On Saturday afternoon, he joked about exercise.
“Parents need to know all about what their children are doing—they should look under beds, monitor Internet usage, know who their friends are.” — Bill Cosby on The Oprah Winfrey Show, 2007.
Instead of being about Barack Obama, Saturday’s show was all about an 88-year-old veteran in a wheelchair named Clyde. Cosby crawled on his hands and knees to the edge of the stage to chat, but after about 15 minutes of Clyde’s constant commentary during which Cosby went from enamored to exasperated, he finally broke. “Now if you don’t mind, I’m going to do the show. You are not to yell out any more or you will be sedated,” he said, crawling back to his chair. “I’m telling you something. Let’s just leave it at that. I don’t need you remarking on what I’m telling you.”
He told the crowd about recipes, and bacon, and hotel beds.
It’s easy to agree with Cosby when he talks about personal responsibility. It’s practically impossible to agree with him, however, when he rails against hip-hop music and the names parents give their children. But all in all, there’s no doubt that Bill Cosby has made the world a better place, and that he had a positive impact on a lot of people when it comes to race relations—especially kids who grew up watching The Cosby Show. I know, because I was one of them.
Still, I wanted him to mention Barack Obama. Just once. In such an incredible week, and such a notable time in history, couldn’t he break his no-controversy rule a little and give Obama a quick mention? When his son was murdered on a Los Angeles freeway, he spoke about it on stage. When the financial crisis hit earlier this year, he spoke about it on stage.
Cosby ended the set with the routine about going to the dentist. It killed.
The news of George Carlin's death of heart failure hit particularly close to home for his many fans in Sonoma County, and especially those in the sold-out crowd at Carlin's two Wells Fargo Center performances earlier this year, on February 29 and March 1.
Wells Fargo Center Director of Programming Rick Bartalini offers this behind-the-curtain recollection:What impressed me most about Carlin's time here this past February and March was he made it a family affair.
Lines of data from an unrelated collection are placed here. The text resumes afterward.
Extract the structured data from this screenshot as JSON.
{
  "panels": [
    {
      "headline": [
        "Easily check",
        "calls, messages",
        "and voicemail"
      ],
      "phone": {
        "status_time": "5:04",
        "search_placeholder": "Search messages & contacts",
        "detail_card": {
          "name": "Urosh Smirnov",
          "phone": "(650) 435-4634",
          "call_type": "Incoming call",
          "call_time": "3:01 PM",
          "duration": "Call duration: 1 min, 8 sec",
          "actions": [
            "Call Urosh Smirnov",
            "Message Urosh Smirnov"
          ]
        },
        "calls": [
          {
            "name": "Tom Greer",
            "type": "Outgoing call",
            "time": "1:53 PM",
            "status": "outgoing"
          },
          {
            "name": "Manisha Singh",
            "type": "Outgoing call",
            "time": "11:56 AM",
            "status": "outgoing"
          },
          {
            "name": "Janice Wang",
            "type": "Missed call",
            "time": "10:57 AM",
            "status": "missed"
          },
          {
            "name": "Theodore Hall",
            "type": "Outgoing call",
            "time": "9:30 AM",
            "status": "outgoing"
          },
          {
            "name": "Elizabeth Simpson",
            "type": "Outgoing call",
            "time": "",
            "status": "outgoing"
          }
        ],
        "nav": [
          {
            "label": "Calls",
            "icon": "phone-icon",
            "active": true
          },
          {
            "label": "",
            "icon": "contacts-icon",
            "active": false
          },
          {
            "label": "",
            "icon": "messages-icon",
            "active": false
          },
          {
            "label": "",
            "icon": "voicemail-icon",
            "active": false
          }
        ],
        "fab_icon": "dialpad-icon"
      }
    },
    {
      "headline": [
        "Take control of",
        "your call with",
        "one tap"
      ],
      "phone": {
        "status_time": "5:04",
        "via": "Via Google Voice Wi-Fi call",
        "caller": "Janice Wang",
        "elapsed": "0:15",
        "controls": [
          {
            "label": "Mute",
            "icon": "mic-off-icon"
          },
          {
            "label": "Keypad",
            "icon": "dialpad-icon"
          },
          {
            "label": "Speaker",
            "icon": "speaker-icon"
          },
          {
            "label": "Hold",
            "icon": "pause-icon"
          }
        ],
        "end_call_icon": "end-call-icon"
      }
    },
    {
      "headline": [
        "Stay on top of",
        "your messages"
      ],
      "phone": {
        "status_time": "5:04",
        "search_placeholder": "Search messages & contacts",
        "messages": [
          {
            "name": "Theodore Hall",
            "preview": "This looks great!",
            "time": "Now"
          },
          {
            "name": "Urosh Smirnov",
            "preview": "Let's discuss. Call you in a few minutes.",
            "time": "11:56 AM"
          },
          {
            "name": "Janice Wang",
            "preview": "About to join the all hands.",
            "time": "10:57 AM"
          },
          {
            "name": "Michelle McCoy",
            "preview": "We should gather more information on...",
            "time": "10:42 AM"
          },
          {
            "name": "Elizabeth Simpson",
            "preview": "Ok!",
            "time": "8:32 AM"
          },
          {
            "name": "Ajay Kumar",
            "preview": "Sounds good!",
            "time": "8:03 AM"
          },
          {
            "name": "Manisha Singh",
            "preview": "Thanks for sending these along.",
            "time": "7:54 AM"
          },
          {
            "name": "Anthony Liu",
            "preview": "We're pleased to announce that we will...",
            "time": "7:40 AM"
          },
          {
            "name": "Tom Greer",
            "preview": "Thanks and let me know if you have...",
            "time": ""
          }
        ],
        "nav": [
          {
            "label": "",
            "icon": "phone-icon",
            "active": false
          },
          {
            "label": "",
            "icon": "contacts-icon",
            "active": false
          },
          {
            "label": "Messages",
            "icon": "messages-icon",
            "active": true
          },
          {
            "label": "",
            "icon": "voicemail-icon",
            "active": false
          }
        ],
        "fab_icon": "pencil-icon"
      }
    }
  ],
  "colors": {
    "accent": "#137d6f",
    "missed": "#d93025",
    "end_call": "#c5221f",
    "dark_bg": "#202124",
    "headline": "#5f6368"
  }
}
His manager, publicist, producers, agents and staff were all part of his extended family, people that had been part of his team for decades. After taping two exhausting specials in February and March here, George could have easily got on the plane and went home. Instead he took well over an hour to walk around and personally thank each person on the production staff. It was the type of gesture that you don't see often in this business. Sonoma County had a love affair with Carlin over the years, selling out 5 performances over the years as well as selecting the Center to be the stage for his 14th and final live comedy special for HBO. On selecting Santa Rosa as the location for the special, Carlin said, "I didn't feel like going to New York. New York's energy is unique, but I felt like changing the whole feel of the show. I've always had good audiences in Santa Rosa. I get a lot of good smart people, left of center, and they like for you to take some chances. It's not like a Los Angeles audience."
The first part of the HBO special from the Wells Fargo Center is on YouTube here. This excerpt resonates for those who just saw him:Now, speaking of dead people, there are things we say when someone dies. Things we say that no one ever questions. They just kind of go unexamined. I'll give you a couple examples. After someone dies, the following conversation is bound to take place, probably more than once. Two guys meet on the street: "Hey, did you hear? Phil Davis died.""Phil Davis? I just saw him yesterday!""Yeah? Didn't help. He died anyway."